Yes, it is. When you look at finish times of several top marathons and several top Ironman triathlons -- each of which we've competed in -- you'll see that an Ironman marathon can be faster, on average.
The marathons at Ironman Austria, Ironman Switzerland, New York City Marathon and Chicago Marathon are all in the 4:25 range. Ironman New Zealand and RnR Arizona Marathon are nearly identical at about 4:35, on average. RnR San Diego Marathon's average finish time of 4:52 roughly equals the average of 25 Ironman marathons, and is only a few minutes faster than Ironman marathons in Lake Placid, Canada, Florida and Arizona.
Very interesting, all fact-based, nice trivia, but still, perplexing . . . how can it be?
It's a bit of an illusion, actually.
A first reality check is our own experience running marathons on each of these courses. Our regular marathon times were roughly 40 to 45 minutes faster than on Ironman courses. Our fastest marathon was a 2:54 in Boston; the same year we ran a 3:36 personal best Ironman marathon in Lake Placid.
The next check is comparing the average of 25 top marathons -- 4:24 -- with the average marathon at 25 top Ironman triathlons -- 4:50 -- a difference of 25 minutes.

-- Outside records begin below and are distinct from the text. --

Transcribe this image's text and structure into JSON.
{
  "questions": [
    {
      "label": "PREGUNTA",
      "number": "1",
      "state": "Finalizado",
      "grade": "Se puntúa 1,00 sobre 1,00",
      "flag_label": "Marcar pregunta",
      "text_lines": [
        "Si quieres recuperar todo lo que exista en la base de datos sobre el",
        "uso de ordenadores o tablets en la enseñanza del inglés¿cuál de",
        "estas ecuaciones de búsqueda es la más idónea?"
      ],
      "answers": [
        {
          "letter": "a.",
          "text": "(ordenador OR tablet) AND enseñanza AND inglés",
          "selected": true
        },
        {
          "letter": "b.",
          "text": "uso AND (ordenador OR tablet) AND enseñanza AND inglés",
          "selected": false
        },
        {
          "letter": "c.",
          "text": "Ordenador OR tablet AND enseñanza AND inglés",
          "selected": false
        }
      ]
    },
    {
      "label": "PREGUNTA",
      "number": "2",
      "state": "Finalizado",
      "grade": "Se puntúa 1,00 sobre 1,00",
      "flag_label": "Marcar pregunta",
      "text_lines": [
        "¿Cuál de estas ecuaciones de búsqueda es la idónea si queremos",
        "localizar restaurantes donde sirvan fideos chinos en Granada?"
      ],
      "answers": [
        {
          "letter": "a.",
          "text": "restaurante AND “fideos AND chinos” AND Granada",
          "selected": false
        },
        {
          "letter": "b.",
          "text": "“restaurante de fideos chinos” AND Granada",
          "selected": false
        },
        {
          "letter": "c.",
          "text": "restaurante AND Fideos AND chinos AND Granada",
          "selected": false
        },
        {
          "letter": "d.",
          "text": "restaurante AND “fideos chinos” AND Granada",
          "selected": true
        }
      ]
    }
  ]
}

The reality is, there's more to an average marathon finish time than meets the eye. A very recent trend has shown more women than men run regular marathons; but Ironman triathletes tend to be male. Women's regular marathon times are slower than men's; see our analysis of New York City marathon results and number of runners per age group, for example. In contrast, it's not uncommon for men to represent 75% or more of the field at an ironman triathlon. And the men run faster ironman marathons.

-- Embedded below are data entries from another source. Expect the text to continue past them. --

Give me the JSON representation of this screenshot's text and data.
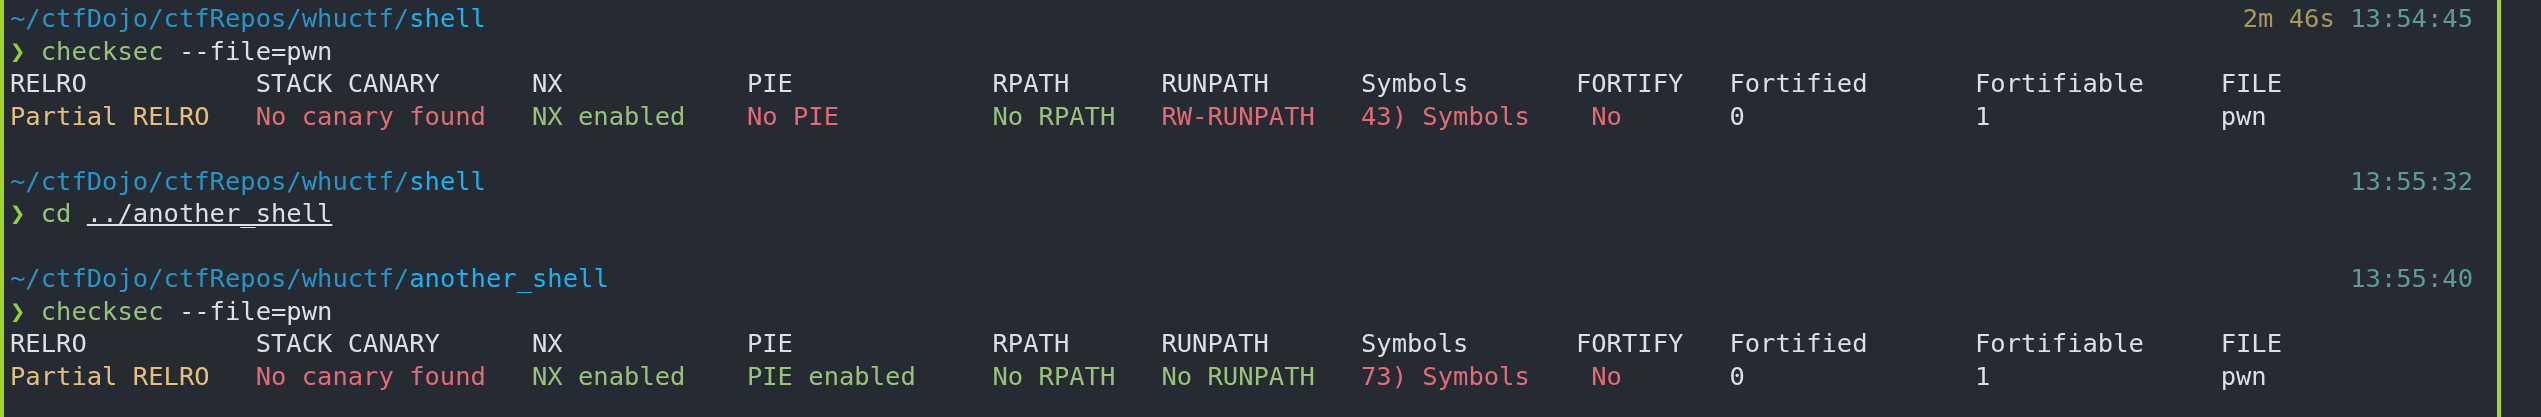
{
  "blocks": [
    {
      "path_dir": "~/ctfDojo/ctfRepos/whuctf/",
      "path_leaf": "shell",
      "duration": "2m 46s",
      "time": "13:54:45",
      "prompt": "❯",
      "command": "checksec",
      "args": "--file=pwn",
      "args_underlined": false,
      "output": {
        "headers": [
          "RELRO",
          "STACK CANARY",
          "NX",
          "PIE",
          "RPATH",
          "RUNPATH",
          "Symbols",
          "FORTIFY",
          "Fortified",
          "Fortifiable",
          "FILE"
        ],
        "values": [
          {
            "text": "Partial RELRO",
            "color": "#e5c07b"
          },
          {
            "text": "No canary found",
            "color": "#e06c75"
          },
          {
            "text": "NX enabled",
            "color": "#98c379"
          },
          {
            "text": "No PIE",
            "color": "#e06c75"
          },
          {
            "text": "No RPATH",
            "color": "#98c379"
          },
          {
            "text": "RW-RUNPATH",
            "color": "#e06c75"
          },
          {
            "text": "43) Symbols",
            "color": "#e06c75"
          },
          {
            "text": "No",
            "color": "#e06c75"
          },
          {
            "text": "0",
            "color": "#dcdfe4"
          },
          {
            "text": "1",
            "color": "#dcdfe4"
          },
          {
            "text": "pwn",
            "color": "#dcdfe4"
          }
        ]
      }
    },
    {
      "path_dir": "~/ctfDojo/ctfRepos/whuctf/",
      "path_leaf": "shell",
      "time": "13:55:32",
      "prompt": "❯",
      "command": "cd",
      "args": "../another_shell",
      "args_underlined": true
    },
    {
      "path_dir": "~/ctfDojo/ctfRepos/whuctf/",
      "path_leaf": "another_shell",
      "time": "13:55:40",
      "prompt": "❯",
      "command": "checksec",
      "args": "--file=pwn",
      "args_underlined": false,
      "output": {
        "headers": [
          "RELRO",
          "STACK CANARY",
          "NX",
          "PIE",
          "RPATH",
          "RUNPATH",
          "Symbols",
          "FORTIFY",
          "Fortified",
          "Fortifiable",
          "FILE"
        ],
        "values": [
          {
            "text": "Partial RELRO",
            "color": "#e5c07b"
          },
          {
            "text": "No canary found",
            "color": "#e06c75"
          },
          {
            "text": "NX enabled",
            "color": "#98c379"
          },
          {
            "text": "PIE enabled",
            "color": "#98c379"
          },
          {
            "text": "No RPATH",
            "color": "#98c379"
          },
          {
            "text": "No RUNPATH",
            "color": "#98c379"
          },
          {
            "text": "73) Symbols",
            "color": "#e06c75"
          },
          {
            "text": "No",
            "color": "#e06c75"
          },
          {
            "text": "0",
            "color": "#dcdfe4"
          },
          {
            "text": "1",
            "color": "#dcdfe4"
          },
          {
            "text": "pwn",
            "color": "#dcdfe4"
          }
        ]
      }
    }
  ]
}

We'll be presenting a side-by-side age group marathon comparison shortly. Until then, you have to admit, it's pretty interesting that an ironman marathon can be faster than a regular marathon.